▸ **RECORD EXCERPTS**
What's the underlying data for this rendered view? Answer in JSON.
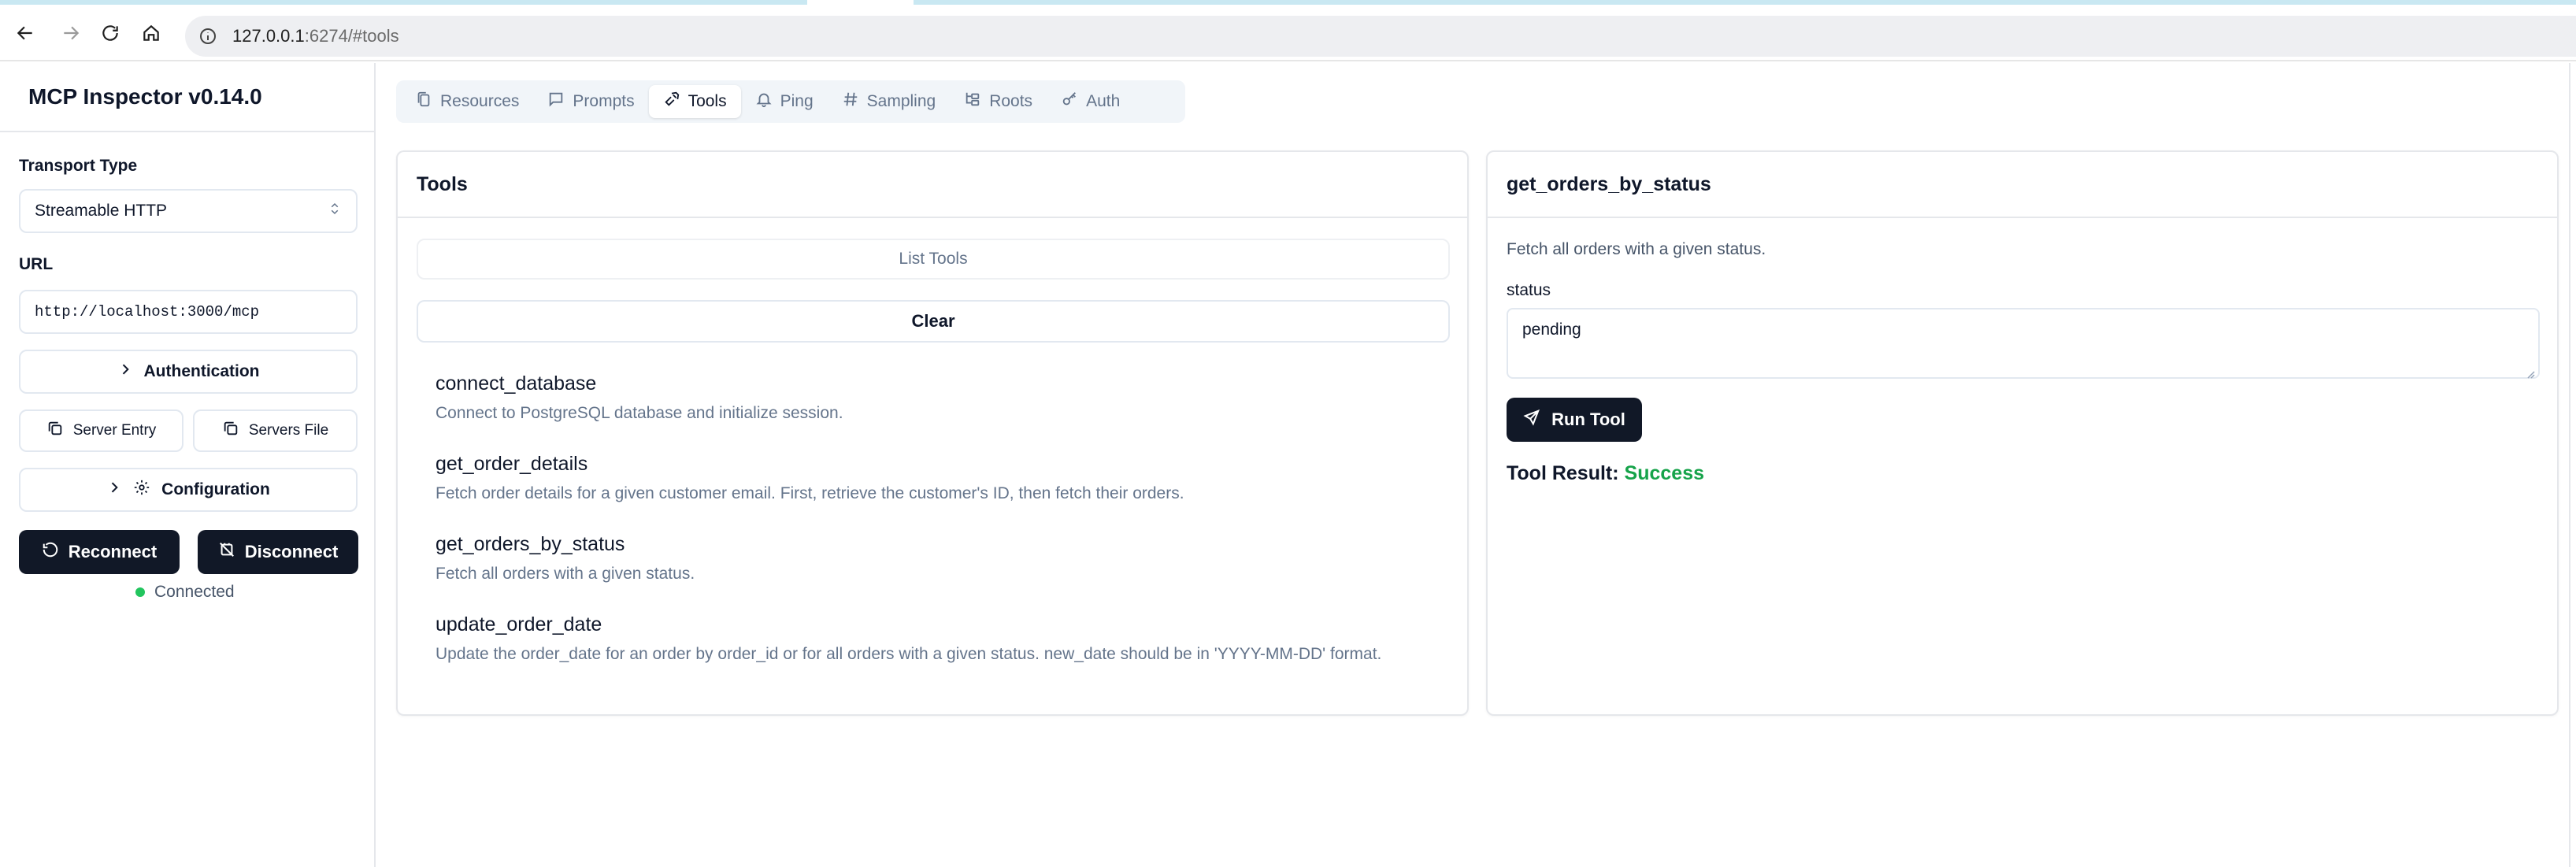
{
  "browser": {
    "url_host": "127.0.0.1",
    "url_rest": ":6274/#tools"
  },
  "sidebar": {
    "app_title": "MCP Inspector v0.14.0",
    "transport_label": "Transport Type",
    "transport_value": "Streamable HTTP",
    "url_label": "URL",
    "url_value": "http://localhost:3000/mcp",
    "authentication_label": "Authentication",
    "server_entry_label": "Server Entry",
    "servers_file_label": "Servers File",
    "configuration_label": "Configuration",
    "reconnect_label": "Reconnect",
    "disconnect_label": "Disconnect",
    "status_text": "Connected",
    "status_color": "#22c55e"
  },
  "tabs": [
    {
      "label": "Resources",
      "icon": "files-icon"
    },
    {
      "label": "Prompts",
      "icon": "message-square-icon"
    },
    {
      "label": "Tools",
      "icon": "hammer-icon"
    },
    {
      "label": "Ping",
      "icon": "bell-icon"
    },
    {
      "label": "Sampling",
      "icon": "hash-icon"
    },
    {
      "label": "Roots",
      "icon": "folder-tree-icon"
    },
    {
      "label": "Auth",
      "icon": "key-icon"
    }
  ],
  "active_tab": "Tools",
  "tools_panel": {
    "title": "Tools",
    "list_tools_label": "List Tools",
    "clear_label": "Clear",
    "tools": [
      {
        "name": "connect_database",
        "description": "Connect to PostgreSQL database and initialize session."
      },
      {
        "name": "get_order_details",
        "description": "Fetch order details for a given customer email. First, retrieve the customer's ID, then fetch their orders."
      },
      {
        "name": "get_orders_by_status",
        "description": "Fetch all orders with a given status."
      },
      {
        "name": "update_order_date",
        "description": "Update the order_date for an order by order_id or for all orders with a given status. new_date should be in 'YYYY-MM-DD' format."
      }
    ]
  },
  "detail_panel": {
    "title": "get_orders_by_status",
    "description": "Fetch all orders with a given status.",
    "param_label": "status",
    "param_value": "pending",
    "run_label": "Run Tool",
    "result_label": "Tool Result:",
    "result_value": "Success",
    "result_color": "#16a34a"
  }
}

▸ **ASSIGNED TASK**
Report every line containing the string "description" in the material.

▸ **ANSWER TO THIS PROBLEM**
        "description": "Connect to PostgreSQL database and initialize session."
        "description": "Fetch order details for a given customer email. First, retrieve the customer's ID, then fetch their orders."
        "description": "Fetch all orders with a given status."
        "description": "Update the order_date for an order by order_id or for all orders with a given status. new_date should be in 'YYYY-MM-DD' format."
    "description": "Fetch all orders with a given status.",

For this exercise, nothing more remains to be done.